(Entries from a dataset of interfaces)

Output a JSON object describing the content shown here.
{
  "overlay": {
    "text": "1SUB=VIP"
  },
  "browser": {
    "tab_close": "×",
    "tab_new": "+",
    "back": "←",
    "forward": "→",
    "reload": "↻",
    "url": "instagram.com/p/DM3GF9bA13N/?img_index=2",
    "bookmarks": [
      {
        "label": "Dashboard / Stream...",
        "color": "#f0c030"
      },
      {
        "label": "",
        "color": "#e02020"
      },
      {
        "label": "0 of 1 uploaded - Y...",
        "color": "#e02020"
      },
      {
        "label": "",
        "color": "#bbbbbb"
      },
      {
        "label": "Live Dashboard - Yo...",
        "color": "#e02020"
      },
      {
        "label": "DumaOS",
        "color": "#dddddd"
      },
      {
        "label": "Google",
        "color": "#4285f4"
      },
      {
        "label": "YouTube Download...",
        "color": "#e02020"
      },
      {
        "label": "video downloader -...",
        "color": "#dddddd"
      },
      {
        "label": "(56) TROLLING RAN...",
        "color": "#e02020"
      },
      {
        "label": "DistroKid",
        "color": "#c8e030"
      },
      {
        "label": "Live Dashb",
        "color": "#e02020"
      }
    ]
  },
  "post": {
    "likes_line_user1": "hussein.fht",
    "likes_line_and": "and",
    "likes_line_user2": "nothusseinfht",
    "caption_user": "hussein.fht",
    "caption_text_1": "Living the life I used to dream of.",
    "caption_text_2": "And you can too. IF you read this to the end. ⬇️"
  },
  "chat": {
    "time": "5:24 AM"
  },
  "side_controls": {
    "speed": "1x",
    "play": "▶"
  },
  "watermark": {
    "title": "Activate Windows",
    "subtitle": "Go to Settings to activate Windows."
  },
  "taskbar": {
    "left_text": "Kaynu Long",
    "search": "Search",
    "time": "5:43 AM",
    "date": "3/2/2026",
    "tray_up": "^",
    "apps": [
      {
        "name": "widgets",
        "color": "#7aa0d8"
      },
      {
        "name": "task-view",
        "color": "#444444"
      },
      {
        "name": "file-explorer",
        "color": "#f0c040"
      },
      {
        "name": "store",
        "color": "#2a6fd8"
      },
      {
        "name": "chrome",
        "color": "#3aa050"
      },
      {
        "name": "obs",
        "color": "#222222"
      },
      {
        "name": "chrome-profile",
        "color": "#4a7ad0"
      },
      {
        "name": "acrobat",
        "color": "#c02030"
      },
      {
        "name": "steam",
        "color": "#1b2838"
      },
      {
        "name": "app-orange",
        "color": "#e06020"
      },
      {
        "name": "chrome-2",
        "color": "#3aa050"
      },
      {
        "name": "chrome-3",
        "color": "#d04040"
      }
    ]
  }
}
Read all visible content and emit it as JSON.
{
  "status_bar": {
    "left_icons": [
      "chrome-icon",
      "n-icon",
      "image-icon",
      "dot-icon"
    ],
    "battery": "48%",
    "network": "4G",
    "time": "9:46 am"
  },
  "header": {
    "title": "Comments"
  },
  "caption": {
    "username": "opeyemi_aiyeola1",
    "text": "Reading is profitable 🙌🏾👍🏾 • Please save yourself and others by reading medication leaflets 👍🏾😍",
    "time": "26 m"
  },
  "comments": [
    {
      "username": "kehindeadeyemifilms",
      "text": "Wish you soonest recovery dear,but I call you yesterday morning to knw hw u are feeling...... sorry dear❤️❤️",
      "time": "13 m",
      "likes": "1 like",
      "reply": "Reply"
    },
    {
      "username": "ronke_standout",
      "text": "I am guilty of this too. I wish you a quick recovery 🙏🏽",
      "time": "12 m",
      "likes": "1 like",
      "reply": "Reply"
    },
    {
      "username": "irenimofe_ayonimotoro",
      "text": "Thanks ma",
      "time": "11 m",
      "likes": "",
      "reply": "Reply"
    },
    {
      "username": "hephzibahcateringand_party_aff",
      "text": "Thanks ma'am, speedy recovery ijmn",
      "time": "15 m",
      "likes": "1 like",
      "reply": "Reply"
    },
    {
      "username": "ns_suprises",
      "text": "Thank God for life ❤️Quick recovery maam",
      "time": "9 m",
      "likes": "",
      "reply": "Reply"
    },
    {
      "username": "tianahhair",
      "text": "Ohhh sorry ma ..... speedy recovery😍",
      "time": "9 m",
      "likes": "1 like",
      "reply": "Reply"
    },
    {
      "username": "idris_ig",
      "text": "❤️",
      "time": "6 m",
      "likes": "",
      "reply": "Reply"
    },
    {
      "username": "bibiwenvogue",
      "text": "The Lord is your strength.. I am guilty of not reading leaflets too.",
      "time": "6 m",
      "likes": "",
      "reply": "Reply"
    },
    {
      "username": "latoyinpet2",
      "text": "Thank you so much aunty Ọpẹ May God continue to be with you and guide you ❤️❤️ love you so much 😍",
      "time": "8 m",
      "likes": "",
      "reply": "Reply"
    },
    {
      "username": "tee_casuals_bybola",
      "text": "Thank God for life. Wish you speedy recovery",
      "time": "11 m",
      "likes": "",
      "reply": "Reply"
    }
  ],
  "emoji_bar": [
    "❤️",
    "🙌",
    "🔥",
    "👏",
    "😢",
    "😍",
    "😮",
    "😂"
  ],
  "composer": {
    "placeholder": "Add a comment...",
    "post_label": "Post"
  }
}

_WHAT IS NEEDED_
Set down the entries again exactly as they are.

_YOUR SOLUTION_
Output a JSON object describing the content shown here.
{
  "overlay": {
    "text": "1SUB=VIP"
  },
  "browser": {
    "tab_close": "×",
    "tab_new": "+",
    "back": "←",
    "forward": "→",
    "reload": "↻",
    "url": "instagram.com/p/DM3GF9bA13N/?img_index=2",
    "bookmarks": [
      {
        "label": "Dashboard / Stream...",
        "color": "#f0c030"
      },
      {
        "label": "",
        "color": "#e02020"
      },
      {
        "label": "0 of 1 uploaded - Y...",
        "color": "#e02020"
      },
      {
        "label": "",
        "color": "#bbbbbb"
      },
      {
        "label": "Live Dashboard - Yo...",
        "color": "#e02020"
      },
      {
        "label": "DumaOS",
        "color": "#dddddd"
      },
      {
        "label": "Google",
        "color": "#4285f4"
      },
      {
        "label": "YouTube Download...",
        "color": "#e02020"
      },
      {
        "label": "video downloader -...",
        "color": "#dddddd"
      },
      {
        "label": "(56) TROLLING RAN...",
        "color": "#e02020"
      },
      {
        "label": "DistroKid",
        "color": "#c8e030"
      },
      {
        "label": "Live Dashb",
        "color": "#e02020"
      }
    ]
  },
  "post": {
    "likes_line_user1": "hussein.fht",
    "likes_line_and": "and",
    "likes_line_user2": "nothusseinfht",
    "caption_user": "hussein.fht",
    "caption_text_1": "Living the life I used to dream of.",
    "caption_text_2": "And you can too. IF you read this to the end. ⬇️"
  },
  "chat": {
    "time": "5:24 AM"
  },
  "side_controls": {
    "speed": "1x",
    "play": "▶"
  },
  "watermark": {
    "title": "Activate Windows",
    "subtitle": "Go to Settings to activate Windows."
  },
  "taskbar": {
    "left_text": "Kaynu Long",
    "search": "Search",
    "time": "5:43 AM",
    "date": "3/2/2026",
    "tray_up": "^",
    "apps": [
      {
        "name": "widgets",
        "color": "#7aa0d8"
      },
      {
        "name": "task-view",
        "color": "#444444"
      },
      {
        "name": "file-explorer",
        "color": "#f0c040"
      },
      {
        "name": "store",
        "color": "#2a6fd8"
      },
      {
        "name": "chrome",
        "color": "#3aa050"
      },
      {
        "name": "obs",
        "color": "#222222"
      },
      {
        "name": "chrome-profile",
        "color": "#4a7ad0"
      },
      {
        "name": "acrobat",
        "color": "#c02030"
      },
      {
        "name": "steam",
        "color": "#1b2838"
      },
      {
        "name": "app-orange",
        "color": "#e06020"
      },
      {
        "name": "chrome-2",
        "color": "#3aa050"
      },
      {
        "name": "chrome-3",
        "color": "#d04040"
      }
    ]
  }
}
Read all visible content and emit it as JSON.
{
  "status_bar": {
    "left_icons": [
      "chrome-icon",
      "n-icon",
      "image-icon",
      "dot-icon"
    ],
    "battery": "48%",
    "network": "4G",
    "time": "9:46 am"
  },
  "header": {
    "title": "Comments"
  },
  "caption": {
    "username": "opeyemi_aiyeola1",
    "text": "Reading is profitable 🙌🏾👍🏾 • Please save yourself and others by reading medication leaflets 👍🏾😍",
    "time": "26 m"
  },
  "comments": [
    {
      "username": "kehindeadeyemifilms",
      "text": "Wish you soonest recovery dear,but I call you yesterday morning to knw hw u are feeling...... sorry dear❤️❤️",
      "time": "13 m",
      "likes": "1 like",
      "reply": "Reply"
    },
    {
      "username": "ronke_standout",
      "text": "I am guilty of this too. I wish you a quick recovery 🙏🏽",
      "time": "12 m",
      "likes": "1 like",
      "reply": "Reply"
    },
    {
      "username": "irenimofe_ayonimotoro",
      "text": "Thanks ma",
      "time": "11 m",
      "likes": "",
      "reply": "Reply"
    },
    {
      "username": "hephzibahcateringand_party_aff",
      "text": "Thanks ma'am, speedy recovery ijmn",
      "time": "15 m",
      "likes": "1 like",
      "reply": "Reply"
    },
    {
      "username": "ns_suprises",
      "text": "Thank God for life ❤️Quick recovery maam",
      "time": "9 m",
      "likes": "",
      "reply": "Reply"
    },
    {
      "username": "tianahhair",
      "text": "Ohhh sorry ma ..... speedy recovery😍",
      "time": "9 m",
      "likes": "1 like",
      "reply": "Reply"
    },
    {
      "username": "idris_ig",
      "text": "❤️",
      "time": "6 m",
      "likes": "",
      "reply": "Reply"
    },
    {
      "username": "bibiwenvogue",
      "text": "The Lord is your strength.. I am guilty of not reading leaflets too.",
      "time": "6 m",
      "likes": "",
      "reply": "Reply"
    },
    {
      "username": "latoyinpet2",
      "text": "Thank you so much aunty Ọpẹ May God continue to be with you and guide you ❤️❤️ love you so much 😍",
      "time": "8 m",
      "likes": "",
      "reply": "Reply"
    },
    {
      "username": "tee_casuals_bybola",
      "text": "Thank God for life. Wish you speedy recovery",
      "time": "11 m",
      "likes": "",
      "reply": "Reply"
    }
  ],
  "emoji_bar": [
    "❤️",
    "🙌",
    "🔥",
    "👏",
    "😢",
    "😍",
    "😮",
    "😂"
  ],
  "composer": {
    "placeholder": "Add a comment...",
    "post_label": "Post"
  }
}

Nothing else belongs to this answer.